This week the DVSA has published statistics showing the test centres across the UK showing the pass rates at each location. And a clear message from the statistics is that pass rates in metropolitan areas and large cities is far lower than at rural locations.
But with driving instructors being assessed regularly to ensure they are testing to a consistent level why should this be?
Well, Sandra Macdonald-Ames, who is an Advanced Driving Instructor and recently featured in the BBC fly on the wall programme So You Think You Can Drive, thinks the reason is clear. Test centres with higher pass rates tend to be in rural areas.
She says “[Those being tested in rural locations] are effectively learning test routes in a fairly predictable environment. If you practise for 20 to 30 hours you will inevitably cover all the local roads at one time or another. There are no nasty surprises.”
Furthermore she says “Additionally larger towns and cities present “multiple hazards" more frequently. As it is more unpredictable, candidates are more likely to get it wrong as decision-making needs to be much sharper," she said.
Figures from DVSA for 2013 to 2014 the pass rate at Belvedere in Bexley, a borough of London are 32.2%, while all the top ten centres passed over 68% of learners.
|Test Centre (2013/14)||%|
|Isle of Mull||80|
|Isle of Skye (Portree)||72.2|
|Barrow in Furness||68.3|
|South Yardley (Birmingham)||32.4|
|Wood Green (London)||34.2|
The DVSA said that whilst pass rates may be influenced by different factors it could not say if it was easier to pass at any particular test centre.
They stressed "Some people take more lessons and are better prepared for the test”.
The key is to prepare as thoroughly as possible. Obviously this can mean more lessons, but a more affordable way might be time behind the wheel with a friend or relative.
However this has, over recent years, become more difficult as many mainstream insurers no longer cover learners when they are driving.
This has led to a new market of specialist learner driver policies. These provide add on cover just whilst a learner driver is in control. These can be taken out for any period from one day to 6 months. It takes seconds to compare learner driver insurance using the unique MoneyMaxim service.

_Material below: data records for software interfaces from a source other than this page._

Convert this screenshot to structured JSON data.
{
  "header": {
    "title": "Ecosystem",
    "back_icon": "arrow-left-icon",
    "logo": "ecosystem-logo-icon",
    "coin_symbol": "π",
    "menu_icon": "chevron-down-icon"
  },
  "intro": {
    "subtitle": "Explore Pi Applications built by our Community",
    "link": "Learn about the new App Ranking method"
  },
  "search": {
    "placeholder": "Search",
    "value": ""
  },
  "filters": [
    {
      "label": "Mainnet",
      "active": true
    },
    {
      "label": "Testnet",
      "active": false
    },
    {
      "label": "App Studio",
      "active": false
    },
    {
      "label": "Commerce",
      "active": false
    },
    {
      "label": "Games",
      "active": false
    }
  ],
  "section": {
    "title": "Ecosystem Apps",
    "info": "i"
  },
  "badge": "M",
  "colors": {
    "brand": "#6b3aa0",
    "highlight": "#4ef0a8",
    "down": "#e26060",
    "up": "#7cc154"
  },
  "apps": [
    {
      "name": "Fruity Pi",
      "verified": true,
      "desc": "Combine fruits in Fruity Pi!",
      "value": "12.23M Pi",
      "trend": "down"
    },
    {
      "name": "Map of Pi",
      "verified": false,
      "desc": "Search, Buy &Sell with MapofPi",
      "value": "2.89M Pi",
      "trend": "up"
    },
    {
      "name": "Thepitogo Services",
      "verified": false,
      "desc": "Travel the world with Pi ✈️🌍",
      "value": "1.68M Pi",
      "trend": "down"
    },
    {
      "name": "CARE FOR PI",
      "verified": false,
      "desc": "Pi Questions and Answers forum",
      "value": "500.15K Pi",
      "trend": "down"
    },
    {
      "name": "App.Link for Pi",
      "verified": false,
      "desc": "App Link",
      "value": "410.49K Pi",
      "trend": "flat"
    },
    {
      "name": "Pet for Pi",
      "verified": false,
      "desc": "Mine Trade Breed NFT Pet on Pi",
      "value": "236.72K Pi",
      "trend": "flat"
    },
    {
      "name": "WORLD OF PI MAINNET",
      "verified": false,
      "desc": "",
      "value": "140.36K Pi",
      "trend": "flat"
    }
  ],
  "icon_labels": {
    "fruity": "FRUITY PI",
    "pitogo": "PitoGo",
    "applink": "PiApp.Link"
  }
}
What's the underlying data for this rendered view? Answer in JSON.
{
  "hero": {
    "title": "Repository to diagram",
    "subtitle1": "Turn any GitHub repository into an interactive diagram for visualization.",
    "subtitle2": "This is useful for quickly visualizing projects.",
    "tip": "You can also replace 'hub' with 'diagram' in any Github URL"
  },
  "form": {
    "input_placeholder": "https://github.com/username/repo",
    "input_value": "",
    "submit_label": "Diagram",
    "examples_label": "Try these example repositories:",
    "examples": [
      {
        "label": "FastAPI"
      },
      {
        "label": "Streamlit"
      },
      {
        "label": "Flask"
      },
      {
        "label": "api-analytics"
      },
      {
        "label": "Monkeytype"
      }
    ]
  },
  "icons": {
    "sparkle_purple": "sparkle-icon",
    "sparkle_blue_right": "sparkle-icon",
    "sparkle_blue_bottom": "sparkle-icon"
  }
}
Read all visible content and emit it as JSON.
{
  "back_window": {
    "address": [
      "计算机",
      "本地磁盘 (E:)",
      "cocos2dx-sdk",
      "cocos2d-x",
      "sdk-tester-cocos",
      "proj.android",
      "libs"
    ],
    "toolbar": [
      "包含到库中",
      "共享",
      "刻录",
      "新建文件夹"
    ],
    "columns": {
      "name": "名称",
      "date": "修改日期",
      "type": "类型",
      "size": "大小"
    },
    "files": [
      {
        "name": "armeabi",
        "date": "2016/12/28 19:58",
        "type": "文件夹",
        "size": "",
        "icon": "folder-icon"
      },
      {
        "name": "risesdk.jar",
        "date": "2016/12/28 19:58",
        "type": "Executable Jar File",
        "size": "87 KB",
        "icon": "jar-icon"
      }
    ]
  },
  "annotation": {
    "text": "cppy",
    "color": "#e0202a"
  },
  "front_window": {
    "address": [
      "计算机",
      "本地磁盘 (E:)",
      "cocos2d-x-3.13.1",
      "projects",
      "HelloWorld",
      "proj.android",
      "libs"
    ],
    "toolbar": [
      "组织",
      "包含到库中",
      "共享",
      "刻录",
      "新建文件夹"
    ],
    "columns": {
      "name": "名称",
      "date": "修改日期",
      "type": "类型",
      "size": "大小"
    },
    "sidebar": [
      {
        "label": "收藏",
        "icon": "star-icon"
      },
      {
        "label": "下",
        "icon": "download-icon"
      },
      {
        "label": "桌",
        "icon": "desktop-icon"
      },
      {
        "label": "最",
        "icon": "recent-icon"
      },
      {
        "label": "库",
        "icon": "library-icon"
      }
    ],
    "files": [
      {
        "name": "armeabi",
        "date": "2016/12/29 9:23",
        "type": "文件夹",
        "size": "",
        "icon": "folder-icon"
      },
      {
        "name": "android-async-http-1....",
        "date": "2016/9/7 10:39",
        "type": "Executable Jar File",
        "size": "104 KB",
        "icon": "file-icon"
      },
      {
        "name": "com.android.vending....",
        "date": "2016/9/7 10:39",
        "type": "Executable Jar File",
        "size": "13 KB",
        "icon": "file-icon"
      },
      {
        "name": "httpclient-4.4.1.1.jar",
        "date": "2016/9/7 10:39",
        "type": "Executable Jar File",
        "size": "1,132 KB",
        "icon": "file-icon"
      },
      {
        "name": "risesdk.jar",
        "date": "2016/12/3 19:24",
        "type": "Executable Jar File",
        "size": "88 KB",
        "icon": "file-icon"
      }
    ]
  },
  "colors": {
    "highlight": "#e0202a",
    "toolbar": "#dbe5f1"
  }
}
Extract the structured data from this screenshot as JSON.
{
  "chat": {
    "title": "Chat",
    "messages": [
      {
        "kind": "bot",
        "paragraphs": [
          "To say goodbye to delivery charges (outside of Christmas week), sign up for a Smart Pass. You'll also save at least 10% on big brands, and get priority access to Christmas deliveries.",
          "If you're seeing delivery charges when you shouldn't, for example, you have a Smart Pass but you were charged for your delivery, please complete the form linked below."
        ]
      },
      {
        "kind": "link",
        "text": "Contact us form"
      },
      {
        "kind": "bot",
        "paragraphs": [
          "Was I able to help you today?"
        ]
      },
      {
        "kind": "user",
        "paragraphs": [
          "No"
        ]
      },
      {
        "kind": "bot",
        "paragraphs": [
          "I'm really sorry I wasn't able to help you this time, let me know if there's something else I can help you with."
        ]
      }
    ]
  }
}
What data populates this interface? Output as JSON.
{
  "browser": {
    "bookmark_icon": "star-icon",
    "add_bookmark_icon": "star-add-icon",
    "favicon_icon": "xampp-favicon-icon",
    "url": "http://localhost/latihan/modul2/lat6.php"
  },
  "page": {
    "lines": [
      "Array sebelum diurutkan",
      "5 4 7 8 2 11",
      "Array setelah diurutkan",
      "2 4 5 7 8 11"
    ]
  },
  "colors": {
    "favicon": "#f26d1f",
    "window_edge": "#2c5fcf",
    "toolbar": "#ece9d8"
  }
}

This will allow a learner to become more familiar with local routes, tricky junctions and bottlenecks, reducing the fear factor when it comes to taking the test, and increase the chances of passing.
Image courtesy of: David Castillo Dominici - FreeDigitalImages.net